Records from a data collection:
• • • •

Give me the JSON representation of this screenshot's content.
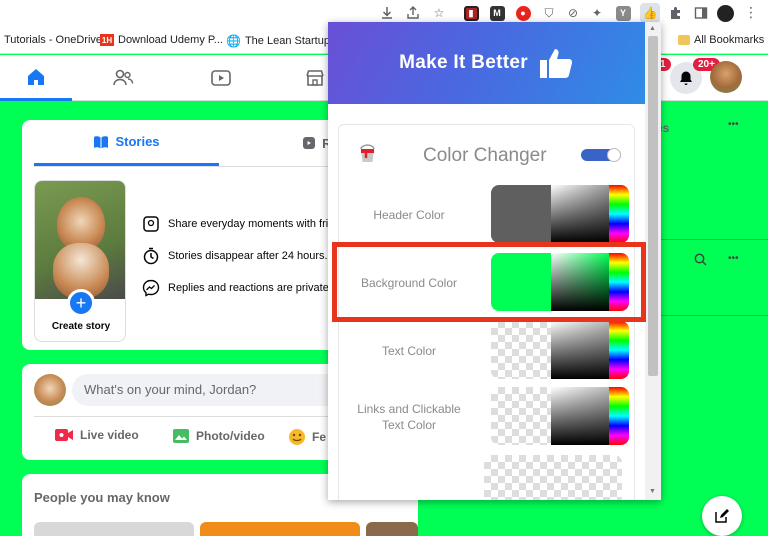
{
  "bookmarks": {
    "items": [
      {
        "label": "Tutorials - OneDrive"
      },
      {
        "label": "Download Udemy P..."
      },
      {
        "label": "The Lean Startup: H..."
      }
    ],
    "all_bookmarks": "All Bookmarks",
    "udemy_badge": "1H"
  },
  "extensions": {
    "icons": [
      "download-icon",
      "share-icon",
      "star-icon",
      "red-ext-icon",
      "mail-ext-icon",
      "red-drop-icon",
      "shield-ext-icon",
      "dash-circle-icon",
      "tool-ext-icon",
      "y-ext-icon",
      "thumb-ext-icon",
      "puzzle-icon",
      "sidepanel-icon",
      "profile-icon",
      "menu-icon"
    ],
    "y_label": "Y",
    "m_label": "M"
  },
  "nav": {
    "notif_count_1": "1",
    "notif_count_2": "20+"
  },
  "stories": {
    "tab_stories": "Stories",
    "tab_reels": "Ree",
    "create_story": "Create story",
    "features": [
      "Share everyday moments with frie",
      "Stories disappear after 24 hours.",
      "Replies and reactions are private."
    ]
  },
  "composer": {
    "placeholder": "What's on your mind, Jordan?",
    "live_video": "Live video",
    "photo_video": "Photo/video",
    "feeling": "Fe"
  },
  "people": {
    "title": "People you may know"
  },
  "right_col": {
    "section_suffix": "es",
    "more": "•••"
  },
  "popup": {
    "title": "Make It Better",
    "section_title": "Color Changer",
    "toggle_on": true,
    "rows": [
      {
        "label": "Header Color",
        "solid": "#5f5f5f"
      },
      {
        "label": "Background Color",
        "solid": "#00ff55"
      },
      {
        "label": "Text Color",
        "solid": "checker"
      },
      {
        "label_line1": "Links and Clickable",
        "label_line2": "Text Color",
        "solid": "checker"
      }
    ]
  },
  "colors": {
    "fb_blue": "#1877f2",
    "page_bg": "#00ff55",
    "highlight": "#e8341c"
  }
}
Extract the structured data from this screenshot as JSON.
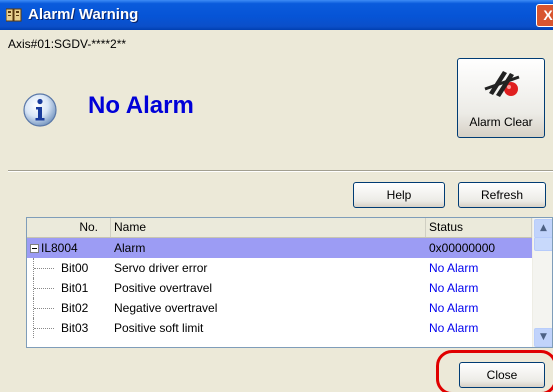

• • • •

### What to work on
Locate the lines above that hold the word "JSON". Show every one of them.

### Response to the exercise
Give me the JSON representation of this screenshot's content.
Extract the structured data from this screenshot as JSON.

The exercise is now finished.